━━━ Exercise data ━━━

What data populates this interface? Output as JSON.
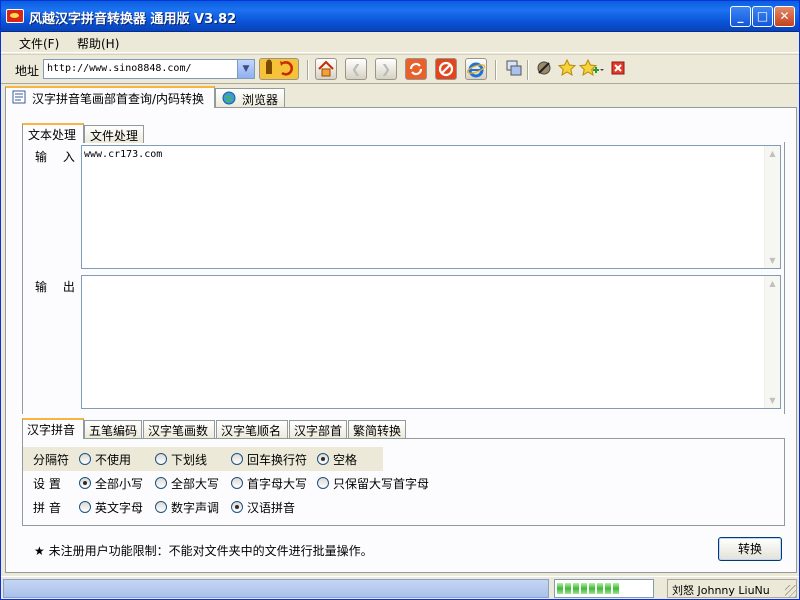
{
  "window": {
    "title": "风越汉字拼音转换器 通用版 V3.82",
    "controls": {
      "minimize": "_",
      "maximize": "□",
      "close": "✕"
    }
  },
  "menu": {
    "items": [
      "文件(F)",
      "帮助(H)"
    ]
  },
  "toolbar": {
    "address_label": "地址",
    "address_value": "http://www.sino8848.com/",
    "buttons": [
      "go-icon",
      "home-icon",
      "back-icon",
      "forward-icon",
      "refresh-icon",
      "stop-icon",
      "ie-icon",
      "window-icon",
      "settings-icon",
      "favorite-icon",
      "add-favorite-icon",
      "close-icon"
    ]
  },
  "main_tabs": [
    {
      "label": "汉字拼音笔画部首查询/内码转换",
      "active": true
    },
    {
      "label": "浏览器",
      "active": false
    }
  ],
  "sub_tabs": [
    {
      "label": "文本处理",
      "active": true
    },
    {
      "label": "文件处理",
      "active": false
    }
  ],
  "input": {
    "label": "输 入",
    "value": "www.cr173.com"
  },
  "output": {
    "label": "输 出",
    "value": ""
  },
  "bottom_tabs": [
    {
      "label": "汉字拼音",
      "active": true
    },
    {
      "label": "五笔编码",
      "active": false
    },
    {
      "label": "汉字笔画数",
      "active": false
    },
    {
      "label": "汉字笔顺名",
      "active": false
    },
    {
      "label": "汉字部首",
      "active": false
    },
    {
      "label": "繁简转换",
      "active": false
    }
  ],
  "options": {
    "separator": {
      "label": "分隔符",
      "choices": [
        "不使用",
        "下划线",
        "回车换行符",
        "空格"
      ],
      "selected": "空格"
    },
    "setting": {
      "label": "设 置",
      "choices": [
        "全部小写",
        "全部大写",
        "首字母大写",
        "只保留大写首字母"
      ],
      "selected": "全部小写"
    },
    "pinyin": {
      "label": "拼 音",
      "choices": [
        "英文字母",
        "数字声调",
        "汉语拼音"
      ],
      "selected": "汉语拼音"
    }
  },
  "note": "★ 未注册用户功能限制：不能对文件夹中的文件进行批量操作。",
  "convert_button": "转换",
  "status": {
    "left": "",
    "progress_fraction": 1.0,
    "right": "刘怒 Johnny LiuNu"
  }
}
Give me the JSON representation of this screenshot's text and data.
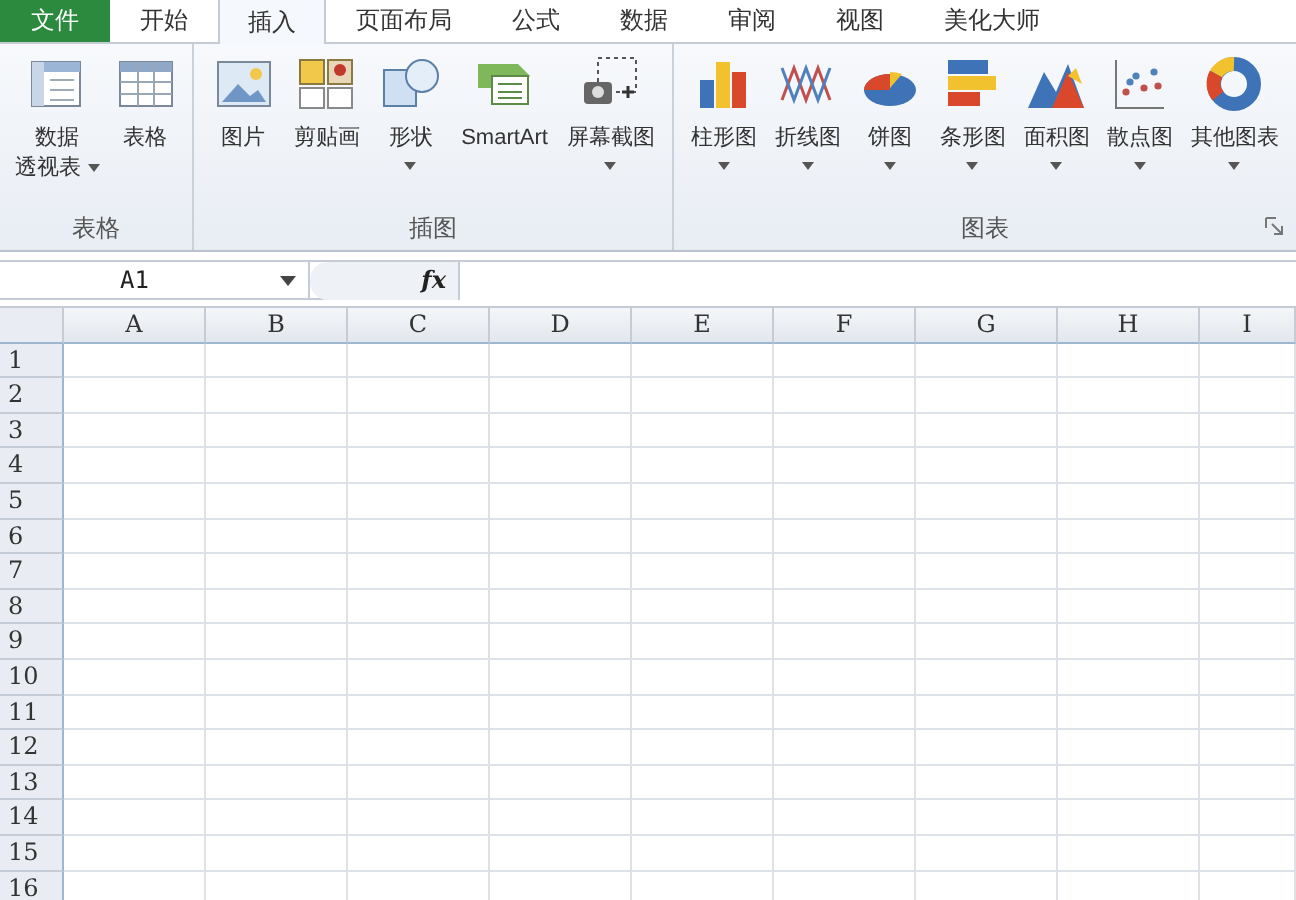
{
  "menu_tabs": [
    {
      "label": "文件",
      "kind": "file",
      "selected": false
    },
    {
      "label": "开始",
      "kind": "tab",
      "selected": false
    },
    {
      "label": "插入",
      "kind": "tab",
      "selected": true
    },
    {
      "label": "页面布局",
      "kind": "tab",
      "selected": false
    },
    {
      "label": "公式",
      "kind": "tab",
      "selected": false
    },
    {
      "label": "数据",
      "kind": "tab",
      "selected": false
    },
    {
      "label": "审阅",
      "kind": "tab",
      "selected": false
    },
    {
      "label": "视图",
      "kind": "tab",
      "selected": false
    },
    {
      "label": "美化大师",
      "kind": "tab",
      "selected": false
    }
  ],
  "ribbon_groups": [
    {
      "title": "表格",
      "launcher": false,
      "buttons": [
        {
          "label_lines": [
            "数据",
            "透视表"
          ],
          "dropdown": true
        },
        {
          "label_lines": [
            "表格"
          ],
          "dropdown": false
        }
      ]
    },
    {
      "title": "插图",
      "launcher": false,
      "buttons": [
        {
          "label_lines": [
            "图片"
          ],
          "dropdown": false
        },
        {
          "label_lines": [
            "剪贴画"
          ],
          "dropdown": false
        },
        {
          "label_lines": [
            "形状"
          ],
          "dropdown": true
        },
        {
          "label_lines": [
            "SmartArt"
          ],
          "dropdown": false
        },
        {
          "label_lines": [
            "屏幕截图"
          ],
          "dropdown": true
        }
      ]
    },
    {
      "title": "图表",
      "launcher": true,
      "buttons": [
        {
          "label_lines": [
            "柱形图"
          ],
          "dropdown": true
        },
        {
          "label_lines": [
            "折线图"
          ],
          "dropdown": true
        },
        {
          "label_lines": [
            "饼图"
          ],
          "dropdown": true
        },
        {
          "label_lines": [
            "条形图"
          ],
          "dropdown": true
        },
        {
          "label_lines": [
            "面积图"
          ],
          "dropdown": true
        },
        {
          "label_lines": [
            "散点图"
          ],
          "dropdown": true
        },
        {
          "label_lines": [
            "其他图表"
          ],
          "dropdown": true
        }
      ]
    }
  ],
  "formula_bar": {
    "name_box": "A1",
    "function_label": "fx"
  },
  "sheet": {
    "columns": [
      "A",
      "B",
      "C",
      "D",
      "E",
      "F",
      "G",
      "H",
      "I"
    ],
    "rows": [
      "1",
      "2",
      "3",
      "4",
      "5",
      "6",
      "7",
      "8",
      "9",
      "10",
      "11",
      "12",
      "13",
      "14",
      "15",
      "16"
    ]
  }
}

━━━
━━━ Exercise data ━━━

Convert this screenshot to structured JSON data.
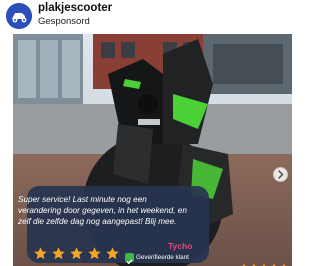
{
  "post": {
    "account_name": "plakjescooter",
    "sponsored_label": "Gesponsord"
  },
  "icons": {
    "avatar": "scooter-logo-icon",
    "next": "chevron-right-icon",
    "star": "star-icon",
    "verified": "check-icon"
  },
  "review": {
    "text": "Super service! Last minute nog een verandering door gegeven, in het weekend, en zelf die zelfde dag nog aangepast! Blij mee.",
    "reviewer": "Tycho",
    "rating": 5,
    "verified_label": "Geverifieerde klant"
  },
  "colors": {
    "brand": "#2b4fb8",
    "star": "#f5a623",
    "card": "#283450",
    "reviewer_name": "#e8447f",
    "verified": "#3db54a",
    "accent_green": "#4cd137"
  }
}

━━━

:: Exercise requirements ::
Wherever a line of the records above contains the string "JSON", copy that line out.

:: Reply to the exercise ::
What data populates this interface? Output as JSON.
Give me the JSON representation of this screenshot's text and data.
Convert this screenshot to structured JSON data.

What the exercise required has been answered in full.